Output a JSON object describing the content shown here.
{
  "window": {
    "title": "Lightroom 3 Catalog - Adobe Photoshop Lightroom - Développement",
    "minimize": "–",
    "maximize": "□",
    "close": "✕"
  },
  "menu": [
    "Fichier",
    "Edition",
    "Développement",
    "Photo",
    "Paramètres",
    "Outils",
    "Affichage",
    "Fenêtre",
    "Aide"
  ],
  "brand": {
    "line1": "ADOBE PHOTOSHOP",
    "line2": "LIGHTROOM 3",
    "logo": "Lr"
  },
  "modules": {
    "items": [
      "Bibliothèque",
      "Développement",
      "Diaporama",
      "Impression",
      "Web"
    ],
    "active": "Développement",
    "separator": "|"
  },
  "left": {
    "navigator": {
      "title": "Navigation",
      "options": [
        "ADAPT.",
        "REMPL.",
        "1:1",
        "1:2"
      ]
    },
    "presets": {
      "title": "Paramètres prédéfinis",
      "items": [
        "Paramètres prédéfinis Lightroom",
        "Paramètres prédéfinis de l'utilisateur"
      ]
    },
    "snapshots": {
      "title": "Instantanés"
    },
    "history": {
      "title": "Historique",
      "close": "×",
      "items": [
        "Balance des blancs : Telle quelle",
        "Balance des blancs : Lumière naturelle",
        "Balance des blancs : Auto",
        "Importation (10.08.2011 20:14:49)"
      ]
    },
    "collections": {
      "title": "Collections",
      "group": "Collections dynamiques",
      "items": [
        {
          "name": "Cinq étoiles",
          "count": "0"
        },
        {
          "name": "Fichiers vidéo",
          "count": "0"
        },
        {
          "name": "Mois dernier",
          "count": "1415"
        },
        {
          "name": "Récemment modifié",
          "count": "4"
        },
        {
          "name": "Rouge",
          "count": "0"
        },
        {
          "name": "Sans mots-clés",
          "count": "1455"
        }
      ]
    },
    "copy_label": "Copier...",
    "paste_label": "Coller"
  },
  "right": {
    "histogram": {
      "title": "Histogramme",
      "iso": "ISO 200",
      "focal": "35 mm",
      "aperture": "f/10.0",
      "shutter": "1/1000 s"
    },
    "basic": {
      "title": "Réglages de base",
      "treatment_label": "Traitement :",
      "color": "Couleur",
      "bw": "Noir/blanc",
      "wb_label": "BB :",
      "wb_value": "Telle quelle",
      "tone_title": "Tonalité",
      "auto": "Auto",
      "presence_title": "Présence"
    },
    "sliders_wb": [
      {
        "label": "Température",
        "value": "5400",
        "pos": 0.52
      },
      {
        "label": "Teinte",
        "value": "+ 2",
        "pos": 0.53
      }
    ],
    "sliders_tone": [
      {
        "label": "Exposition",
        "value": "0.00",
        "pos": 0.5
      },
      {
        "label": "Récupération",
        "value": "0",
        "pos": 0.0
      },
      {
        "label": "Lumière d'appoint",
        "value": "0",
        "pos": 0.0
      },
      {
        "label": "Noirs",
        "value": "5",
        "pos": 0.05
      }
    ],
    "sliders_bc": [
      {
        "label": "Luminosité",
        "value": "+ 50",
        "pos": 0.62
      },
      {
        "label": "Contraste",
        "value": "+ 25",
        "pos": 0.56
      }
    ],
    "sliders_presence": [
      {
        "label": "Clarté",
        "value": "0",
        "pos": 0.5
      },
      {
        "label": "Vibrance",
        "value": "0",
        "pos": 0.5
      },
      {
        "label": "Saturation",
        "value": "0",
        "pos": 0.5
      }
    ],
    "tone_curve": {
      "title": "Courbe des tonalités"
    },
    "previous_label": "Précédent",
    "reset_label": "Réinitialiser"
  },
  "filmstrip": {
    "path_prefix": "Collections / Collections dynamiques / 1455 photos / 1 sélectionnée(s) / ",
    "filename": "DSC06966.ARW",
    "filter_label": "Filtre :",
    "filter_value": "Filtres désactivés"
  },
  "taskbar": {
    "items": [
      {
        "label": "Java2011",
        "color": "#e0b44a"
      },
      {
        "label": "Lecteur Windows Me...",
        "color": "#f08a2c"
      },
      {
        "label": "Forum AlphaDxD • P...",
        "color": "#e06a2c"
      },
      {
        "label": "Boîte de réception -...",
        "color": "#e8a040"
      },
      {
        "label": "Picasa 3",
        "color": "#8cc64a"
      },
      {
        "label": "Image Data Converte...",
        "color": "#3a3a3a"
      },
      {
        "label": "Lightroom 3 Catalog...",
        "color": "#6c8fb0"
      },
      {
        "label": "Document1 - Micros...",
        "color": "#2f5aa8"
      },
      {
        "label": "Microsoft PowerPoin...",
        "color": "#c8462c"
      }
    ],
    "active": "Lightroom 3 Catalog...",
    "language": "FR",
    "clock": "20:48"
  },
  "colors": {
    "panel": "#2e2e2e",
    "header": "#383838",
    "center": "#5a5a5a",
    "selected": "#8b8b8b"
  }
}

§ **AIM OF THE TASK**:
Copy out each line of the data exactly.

§ **ANSWER SECTION**:
Output a JSON object describing the content shown here.
{
  "window": {
    "title": "Lightroom 3 Catalog - Adobe Photoshop Lightroom - Développement",
    "minimize": "–",
    "maximize": "□",
    "close": "✕"
  },
  "menu": [
    "Fichier",
    "Edition",
    "Développement",
    "Photo",
    "Paramètres",
    "Outils",
    "Affichage",
    "Fenêtre",
    "Aide"
  ],
  "brand": {
    "line1": "ADOBE PHOTOSHOP",
    "line2": "LIGHTROOM 3",
    "logo": "Lr"
  },
  "modules": {
    "items": [
      "Bibliothèque",
      "Développement",
      "Diaporama",
      "Impression",
      "Web"
    ],
    "active": "Développement",
    "separator": "|"
  },
  "left": {
    "navigator": {
      "title": "Navigation",
      "options": [
        "ADAPT.",
        "REMPL.",
        "1:1",
        "1:2"
      ]
    },
    "presets": {
      "title": "Paramètres prédéfinis",
      "items": [
        "Paramètres prédéfinis Lightroom",
        "Paramètres prédéfinis de l'utilisateur"
      ]
    },
    "snapshots": {
      "title": "Instantanés"
    },
    "history": {
      "title": "Historique",
      "close": "×",
      "items": [
        "Balance des blancs : Telle quelle",
        "Balance des blancs : Lumière naturelle",
        "Balance des blancs : Auto",
        "Importation (10.08.2011 20:14:49)"
      ]
    },
    "collections": {
      "title": "Collections",
      "group": "Collections dynamiques",
      "items": [
        {
          "name": "Cinq étoiles",
          "count": "0"
        },
        {
          "name": "Fichiers vidéo",
          "count": "0"
        },
        {
          "name": "Mois dernier",
          "count": "1415"
        },
        {
          "name": "Récemment modifié",
          "count": "4"
        },
        {
          "name": "Rouge",
          "count": "0"
        },
        {
          "name": "Sans mots-clés",
          "count": "1455"
        }
      ]
    },
    "copy_label": "Copier...",
    "paste_label": "Coller"
  },
  "right": {
    "histogram": {
      "title": "Histogramme",
      "iso": "ISO 200",
      "focal": "35 mm",
      "aperture": "f/10.0",
      "shutter": "1/1000 s"
    },
    "basic": {
      "title": "Réglages de base",
      "treatment_label": "Traitement :",
      "color": "Couleur",
      "bw": "Noir/blanc",
      "wb_label": "BB :",
      "wb_value": "Telle quelle",
      "tone_title": "Tonalité",
      "auto": "Auto",
      "presence_title": "Présence"
    },
    "sliders_wb": [
      {
        "label": "Température",
        "value": "5400",
        "pos": 0.52
      },
      {
        "label": "Teinte",
        "value": "+ 2",
        "pos": 0.53
      }
    ],
    "sliders_tone": [
      {
        "label": "Exposition",
        "value": "0.00",
        "pos": 0.5
      },
      {
        "label": "Récupération",
        "value": "0",
        "pos": 0.0
      },
      {
        "label": "Lumière d'appoint",
        "value": "0",
        "pos": 0.0
      },
      {
        "label": "Noirs",
        "value": "5",
        "pos": 0.05
      }
    ],
    "sliders_bc": [
      {
        "label": "Luminosité",
        "value": "+ 50",
        "pos": 0.62
      },
      {
        "label": "Contraste",
        "value": "+ 25",
        "pos": 0.56
      }
    ],
    "sliders_presence": [
      {
        "label": "Clarté",
        "value": "0",
        "pos": 0.5
      },
      {
        "label": "Vibrance",
        "value": "0",
        "pos": 0.5
      },
      {
        "label": "Saturation",
        "value": "0",
        "pos": 0.5
      }
    ],
    "tone_curve": {
      "title": "Courbe des tonalités"
    },
    "previous_label": "Précédent",
    "reset_label": "Réinitialiser"
  },
  "filmstrip": {
    "path_prefix": "Collections / Collections dynamiques / 1455 photos / 1 sélectionnée(s) / ",
    "filename": "DSC06966.ARW",
    "filter_label": "Filtre :",
    "filter_value": "Filtres désactivés"
  },
  "taskbar": {
    "items": [
      {
        "label": "Java2011",
        "color": "#e0b44a"
      },
      {
        "label": "Lecteur Windows Me...",
        "color": "#f08a2c"
      },
      {
        "label": "Forum AlphaDxD • P...",
        "color": "#e06a2c"
      },
      {
        "label": "Boîte de réception -...",
        "color": "#e8a040"
      },
      {
        "label": "Picasa 3",
        "color": "#8cc64a"
      },
      {
        "label": "Image Data Converte...",
        "color": "#3a3a3a"
      },
      {
        "label": "Lightroom 3 Catalog...",
        "color": "#6c8fb0"
      },
      {
        "label": "Document1 - Micros...",
        "color": "#2f5aa8"
      },
      {
        "label": "Microsoft PowerPoin...",
        "color": "#c8462c"
      }
    ],
    "active": "Lightroom 3 Catalog...",
    "language": "FR",
    "clock": "20:48"
  },
  "colors": {
    "panel": "#2e2e2e",
    "header": "#383838",
    "center": "#5a5a5a",
    "selected": "#8b8b8b"
  }
}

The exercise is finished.